    Pendants of this type are known in Maori as hei tiki, commonly shortened to tiki. Hei means something suspended from the neck, and tiki is the name applied to all human figures. The precise significance of the tiki is unclear, though there are many theories, including that they promote fertility, represent a human embryo or the act of childbirth.

    Tiki are worn by women and men, and are highly treasured as personal ornaments; they are regarded as heirlooms to be passed from generation to generation. Some are given personal names.

    Tiki are superficially similar in appearance. It is thought that the earliest examples were made in bone, ivory or wood. The majority are made from nephrite, known to the Maori as pounamu, a form of jade which is found on South Island. The figures are either sexless, or female as indicated by the presence of a vulva. One variety of tiki is symmetrical in form. The legs are open, and footless. A few examples show a hand touching the head. The more common form, as in this example, shows the head tilting to the right or left. The eyes are often inlaid with rings of paua (haliotis) shell, later post-contact examples often had eyes of red sealing wax. The plaited flax suspension cord was secured with a bone toggle. The perforation is normally at the top of the head, sometimes the original hole has worn through and a second hole has been drilled. Sometimes women wore tiki horizontally, the cord being attached to an arm or leg hole.

    Tiki were seen and collected by Captain Cook's crew, but their popularity with Maori as an ornament increased in the nineteenth century. The widespread adoption of metal carving tools in the early nineteenth century resulted in a quantity of nephrite adze blades which could be re-carved as ornaments. This example may be a converted adze. Maori artists continue to produce a variety of nephrite ornaments, including tiki.

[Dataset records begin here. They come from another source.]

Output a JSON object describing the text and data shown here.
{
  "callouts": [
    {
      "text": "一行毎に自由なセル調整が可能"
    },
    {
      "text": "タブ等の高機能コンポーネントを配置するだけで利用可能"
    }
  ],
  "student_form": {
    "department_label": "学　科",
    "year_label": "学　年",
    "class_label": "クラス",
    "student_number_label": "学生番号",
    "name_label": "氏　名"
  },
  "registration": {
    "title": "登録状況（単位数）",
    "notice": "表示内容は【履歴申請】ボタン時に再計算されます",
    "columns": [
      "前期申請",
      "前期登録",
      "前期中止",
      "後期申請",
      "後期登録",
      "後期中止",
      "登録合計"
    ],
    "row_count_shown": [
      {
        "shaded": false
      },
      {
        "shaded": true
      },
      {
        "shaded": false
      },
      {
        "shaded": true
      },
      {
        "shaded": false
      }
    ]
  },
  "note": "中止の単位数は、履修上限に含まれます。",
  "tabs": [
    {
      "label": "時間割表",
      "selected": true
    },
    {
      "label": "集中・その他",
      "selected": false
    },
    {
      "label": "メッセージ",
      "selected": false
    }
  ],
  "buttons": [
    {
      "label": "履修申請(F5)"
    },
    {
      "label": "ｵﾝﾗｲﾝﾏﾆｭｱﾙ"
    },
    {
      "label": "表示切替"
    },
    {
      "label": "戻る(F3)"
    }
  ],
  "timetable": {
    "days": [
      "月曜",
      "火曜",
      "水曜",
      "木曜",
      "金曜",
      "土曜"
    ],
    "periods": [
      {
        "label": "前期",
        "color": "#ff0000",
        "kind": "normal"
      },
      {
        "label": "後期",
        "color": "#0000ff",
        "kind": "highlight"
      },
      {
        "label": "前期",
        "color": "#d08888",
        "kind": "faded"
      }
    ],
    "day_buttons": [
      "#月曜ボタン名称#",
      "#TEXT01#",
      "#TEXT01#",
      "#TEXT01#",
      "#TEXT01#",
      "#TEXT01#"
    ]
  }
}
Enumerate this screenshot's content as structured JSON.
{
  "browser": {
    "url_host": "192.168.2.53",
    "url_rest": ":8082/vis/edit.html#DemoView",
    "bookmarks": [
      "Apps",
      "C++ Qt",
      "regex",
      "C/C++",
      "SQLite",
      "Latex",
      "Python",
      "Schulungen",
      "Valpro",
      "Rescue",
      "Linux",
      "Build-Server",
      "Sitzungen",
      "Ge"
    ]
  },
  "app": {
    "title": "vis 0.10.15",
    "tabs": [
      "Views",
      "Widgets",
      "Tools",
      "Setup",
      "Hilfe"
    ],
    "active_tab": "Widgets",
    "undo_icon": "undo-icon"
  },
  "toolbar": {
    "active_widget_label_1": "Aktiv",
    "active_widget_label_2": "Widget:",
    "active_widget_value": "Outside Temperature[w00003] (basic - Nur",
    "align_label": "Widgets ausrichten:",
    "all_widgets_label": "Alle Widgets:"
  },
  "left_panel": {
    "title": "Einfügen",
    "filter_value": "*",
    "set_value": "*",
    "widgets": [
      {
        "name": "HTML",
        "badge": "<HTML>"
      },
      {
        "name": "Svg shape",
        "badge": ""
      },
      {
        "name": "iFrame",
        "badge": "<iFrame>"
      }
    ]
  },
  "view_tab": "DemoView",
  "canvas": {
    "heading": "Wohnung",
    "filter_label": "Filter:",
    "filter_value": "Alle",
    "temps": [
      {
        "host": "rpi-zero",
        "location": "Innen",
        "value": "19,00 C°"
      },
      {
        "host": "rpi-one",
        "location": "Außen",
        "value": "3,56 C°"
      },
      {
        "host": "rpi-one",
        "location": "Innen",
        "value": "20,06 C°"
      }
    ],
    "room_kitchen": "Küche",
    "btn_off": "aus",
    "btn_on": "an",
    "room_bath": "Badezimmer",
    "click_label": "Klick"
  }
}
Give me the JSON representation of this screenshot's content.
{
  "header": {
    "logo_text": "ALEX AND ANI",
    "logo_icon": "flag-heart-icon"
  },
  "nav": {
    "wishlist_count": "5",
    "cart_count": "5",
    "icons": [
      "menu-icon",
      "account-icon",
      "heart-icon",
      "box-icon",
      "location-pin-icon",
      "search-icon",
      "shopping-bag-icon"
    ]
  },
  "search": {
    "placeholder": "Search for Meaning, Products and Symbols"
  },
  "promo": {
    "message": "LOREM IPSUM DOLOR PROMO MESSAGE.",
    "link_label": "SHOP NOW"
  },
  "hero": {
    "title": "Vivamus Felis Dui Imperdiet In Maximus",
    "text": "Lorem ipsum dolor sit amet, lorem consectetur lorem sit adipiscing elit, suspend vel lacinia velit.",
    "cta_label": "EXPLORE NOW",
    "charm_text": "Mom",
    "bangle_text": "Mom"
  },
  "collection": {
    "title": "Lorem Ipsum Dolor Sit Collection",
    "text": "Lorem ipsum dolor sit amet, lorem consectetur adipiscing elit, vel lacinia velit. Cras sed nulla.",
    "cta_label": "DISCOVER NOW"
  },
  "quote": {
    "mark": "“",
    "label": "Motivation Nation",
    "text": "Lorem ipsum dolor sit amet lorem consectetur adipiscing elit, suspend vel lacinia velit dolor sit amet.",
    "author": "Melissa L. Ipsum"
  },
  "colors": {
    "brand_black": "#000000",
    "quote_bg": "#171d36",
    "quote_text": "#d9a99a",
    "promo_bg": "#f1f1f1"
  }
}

    D.C. Starzecka (ed.), Maori art and culture, 2nd ed. (London, The British Museum Press, 1998)

    R. Neich, Pounamu: Maori jade of New Zea (David Bateman in association with Auckland Museum, 1997)


    Browse or search over 4,000 highlights from the Museum collection

    Shop Online

    Polynesian objects from early European exploration, £19.99

    Polynesian objects from early European exploration, £19.99